Rask declared himself fit to play after going through a full Monday practice with no issues, but said he’s still waiting to hear the final word on whether he’ll play on Tuesday night vs. the Predators. The Bruins franchise goalie also said he isn’t worried about any recurrence of the lower body injury that “popped up” in the Tampa Bay loss Thursday night, which really doesn’t bring any clarity to the entire situation.

“It was a good day back on the ice. I feel good. We’ll see what the decision is [for the Nashville game], but I feel good today,” said Rask, who is 8-8 with a .892 save percentage and a 2.91 goals-against average since the All-Star break, compared to Khudobin’s 2-0-0 with a .920 save percentage and 1.98 goals-against average. “You need to put the best lineup out as possible, and I wasn’t in any shape to play.

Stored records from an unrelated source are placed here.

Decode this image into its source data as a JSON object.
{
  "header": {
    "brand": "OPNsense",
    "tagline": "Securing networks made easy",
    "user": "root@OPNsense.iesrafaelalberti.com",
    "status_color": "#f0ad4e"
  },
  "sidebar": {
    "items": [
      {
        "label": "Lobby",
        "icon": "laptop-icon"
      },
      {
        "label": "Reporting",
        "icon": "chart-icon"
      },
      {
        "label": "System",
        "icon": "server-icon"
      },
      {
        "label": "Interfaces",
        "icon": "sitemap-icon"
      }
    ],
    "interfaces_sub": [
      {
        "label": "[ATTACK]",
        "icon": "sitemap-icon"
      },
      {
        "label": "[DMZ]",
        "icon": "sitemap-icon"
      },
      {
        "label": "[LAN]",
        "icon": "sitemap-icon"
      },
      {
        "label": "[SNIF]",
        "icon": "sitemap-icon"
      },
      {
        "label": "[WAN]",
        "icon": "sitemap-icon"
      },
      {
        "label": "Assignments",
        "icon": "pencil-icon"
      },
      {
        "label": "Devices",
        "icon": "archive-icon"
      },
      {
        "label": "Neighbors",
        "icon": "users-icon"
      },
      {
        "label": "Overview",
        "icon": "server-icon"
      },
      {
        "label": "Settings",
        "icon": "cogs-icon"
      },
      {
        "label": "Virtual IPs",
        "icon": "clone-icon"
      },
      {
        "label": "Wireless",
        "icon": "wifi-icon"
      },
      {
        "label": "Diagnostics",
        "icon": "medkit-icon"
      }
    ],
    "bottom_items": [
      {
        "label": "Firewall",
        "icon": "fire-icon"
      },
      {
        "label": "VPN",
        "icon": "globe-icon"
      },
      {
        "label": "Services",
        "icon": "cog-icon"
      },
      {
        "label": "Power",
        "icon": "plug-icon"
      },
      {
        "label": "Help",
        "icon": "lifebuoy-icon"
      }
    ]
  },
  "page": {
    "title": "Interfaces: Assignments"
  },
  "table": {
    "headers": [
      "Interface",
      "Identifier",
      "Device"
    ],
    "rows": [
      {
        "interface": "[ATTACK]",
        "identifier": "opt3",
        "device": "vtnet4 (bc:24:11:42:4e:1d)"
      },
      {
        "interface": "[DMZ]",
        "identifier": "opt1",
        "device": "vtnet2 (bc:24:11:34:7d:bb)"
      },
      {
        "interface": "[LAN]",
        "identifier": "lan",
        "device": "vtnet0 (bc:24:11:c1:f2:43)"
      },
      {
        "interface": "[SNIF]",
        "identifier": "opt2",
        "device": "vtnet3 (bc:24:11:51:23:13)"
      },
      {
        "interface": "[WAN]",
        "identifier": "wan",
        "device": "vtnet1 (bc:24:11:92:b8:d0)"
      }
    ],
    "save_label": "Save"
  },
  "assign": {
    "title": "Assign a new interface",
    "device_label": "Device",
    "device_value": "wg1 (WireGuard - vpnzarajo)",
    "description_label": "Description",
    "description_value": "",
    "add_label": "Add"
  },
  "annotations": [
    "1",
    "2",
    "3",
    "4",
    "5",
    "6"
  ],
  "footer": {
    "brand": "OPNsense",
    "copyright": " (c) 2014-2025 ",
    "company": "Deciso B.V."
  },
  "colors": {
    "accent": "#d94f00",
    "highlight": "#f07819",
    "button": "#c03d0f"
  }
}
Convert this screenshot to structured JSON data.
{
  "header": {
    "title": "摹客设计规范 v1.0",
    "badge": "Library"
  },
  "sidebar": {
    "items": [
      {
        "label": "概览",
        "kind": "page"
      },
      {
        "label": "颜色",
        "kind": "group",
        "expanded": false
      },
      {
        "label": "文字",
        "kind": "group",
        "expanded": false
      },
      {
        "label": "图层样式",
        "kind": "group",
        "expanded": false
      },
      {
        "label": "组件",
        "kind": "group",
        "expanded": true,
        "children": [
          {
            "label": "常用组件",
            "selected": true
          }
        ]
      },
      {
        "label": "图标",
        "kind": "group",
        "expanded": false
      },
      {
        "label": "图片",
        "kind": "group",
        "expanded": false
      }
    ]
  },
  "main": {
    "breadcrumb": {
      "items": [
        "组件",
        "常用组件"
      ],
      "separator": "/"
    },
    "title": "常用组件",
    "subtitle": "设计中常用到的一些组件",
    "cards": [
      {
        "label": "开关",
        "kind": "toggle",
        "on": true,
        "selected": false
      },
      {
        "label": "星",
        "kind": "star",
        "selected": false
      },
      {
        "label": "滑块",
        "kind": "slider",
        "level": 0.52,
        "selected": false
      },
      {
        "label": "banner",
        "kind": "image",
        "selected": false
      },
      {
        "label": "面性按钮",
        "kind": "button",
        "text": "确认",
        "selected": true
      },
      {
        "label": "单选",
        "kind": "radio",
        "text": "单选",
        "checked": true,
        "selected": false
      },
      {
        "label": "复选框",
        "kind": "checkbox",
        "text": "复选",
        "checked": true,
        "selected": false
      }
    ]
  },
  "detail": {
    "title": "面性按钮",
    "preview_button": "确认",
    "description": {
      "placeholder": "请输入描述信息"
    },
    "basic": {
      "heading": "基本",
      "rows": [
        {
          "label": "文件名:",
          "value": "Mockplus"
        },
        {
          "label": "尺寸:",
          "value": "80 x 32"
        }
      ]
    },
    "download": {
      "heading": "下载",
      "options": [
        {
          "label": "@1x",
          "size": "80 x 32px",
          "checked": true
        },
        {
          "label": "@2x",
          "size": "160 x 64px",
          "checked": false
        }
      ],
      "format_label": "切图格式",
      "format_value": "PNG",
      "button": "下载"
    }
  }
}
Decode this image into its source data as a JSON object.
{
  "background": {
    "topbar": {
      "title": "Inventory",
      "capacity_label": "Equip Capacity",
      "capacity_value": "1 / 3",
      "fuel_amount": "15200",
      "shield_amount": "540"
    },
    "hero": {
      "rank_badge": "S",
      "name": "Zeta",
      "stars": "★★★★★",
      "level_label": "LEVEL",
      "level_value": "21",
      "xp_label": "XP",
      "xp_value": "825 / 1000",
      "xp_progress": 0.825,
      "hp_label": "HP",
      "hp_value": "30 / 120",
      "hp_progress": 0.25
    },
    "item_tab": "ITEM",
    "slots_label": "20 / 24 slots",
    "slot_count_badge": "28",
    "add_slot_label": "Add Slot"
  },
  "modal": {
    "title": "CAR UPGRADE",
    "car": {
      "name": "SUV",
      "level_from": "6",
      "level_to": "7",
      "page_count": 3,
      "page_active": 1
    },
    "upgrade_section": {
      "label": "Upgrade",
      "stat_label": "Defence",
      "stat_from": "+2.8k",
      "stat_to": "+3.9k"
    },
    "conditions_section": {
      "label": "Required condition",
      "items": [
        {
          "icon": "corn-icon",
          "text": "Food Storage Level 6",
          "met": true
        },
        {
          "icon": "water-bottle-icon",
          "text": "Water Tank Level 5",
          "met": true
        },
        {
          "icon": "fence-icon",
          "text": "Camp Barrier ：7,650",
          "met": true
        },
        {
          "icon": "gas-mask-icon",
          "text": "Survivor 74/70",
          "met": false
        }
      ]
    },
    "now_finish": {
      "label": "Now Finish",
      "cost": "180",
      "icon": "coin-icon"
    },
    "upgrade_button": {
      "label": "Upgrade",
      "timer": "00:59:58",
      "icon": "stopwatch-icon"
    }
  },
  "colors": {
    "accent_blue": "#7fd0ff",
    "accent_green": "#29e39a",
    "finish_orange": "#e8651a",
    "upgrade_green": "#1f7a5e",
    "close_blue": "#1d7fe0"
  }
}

So, there are no easy decisions this time of year, but I’ve played a lot of hockey and injuries happen. We talked to the training staff and managers and came to a decision that [Khudobin] was going to play the game, and that’s it.

“It’s obviously tough from a personal standpoint, but it’s never about one guy or two guys. It’s a team game and I feel confident that we’re going to get the job done as long as we play the way we did. It was great to see.”

Clearly, it looks like Rask is going to play vs. Nashville and that’s the safe, easy decision when it comes to a No. 1 goalie getting paid $7 million a season and perhaps it all works out with a fired up Finnish netminder after sitting out Saturday night. But nobody is going to be faulted if they wonder what’s going to wrong with Rask ahead of the next gigantic game Boston will have to play with the Stanley Cup playoffs on the line. 

Krejci leaves practice early with 'upper body issue'

Krejci leaves practice early with 'upper body issue'

BRIGHTON, Mass – The Bruins returned to work on Monday after a big win over the weekend, but were one man down by the end of practice at Warrior Ice Arena. David Krejci exited the ice early on Monday and coach Bruce Cassidy said that the playmaking center is battling a bit of an upper body issue.

That was the reason for his abbreviated practice appearance ahead of the game Tuesday night against the Nashville Predators at TD Garden.

“He’s got a bit of an upper body issue, he’s got a little discomfort,” said Cassidy of Krejci, who has one point and a minus-4 rating over his past four games. “He got treated and I believe he’ll be fine tomorrow. I don’t think it’s anything major, but I can’t speculate [on it]. But that’s the issue.”

There was no play that sticks out from the Saturday night win over the Islanders were Krejci might have hurt himself, but the team’s hope is obviously that it’s something the 30-year-old can keep playing through.

With Krejci having left the ice, Ryan Spooner bumped up to the second line with the following line combos and D-pairings finishing out an hour-long practice:

 
Marchand-Bergeron-Backes

Stafford-Spooner-Pastrnak

Vatrano-Nash-Hayes

Beleskey-Moore-Acciari

 
Chara-Carlo

Krug-McQuaid

C. Miller-K. Miller

 
Rask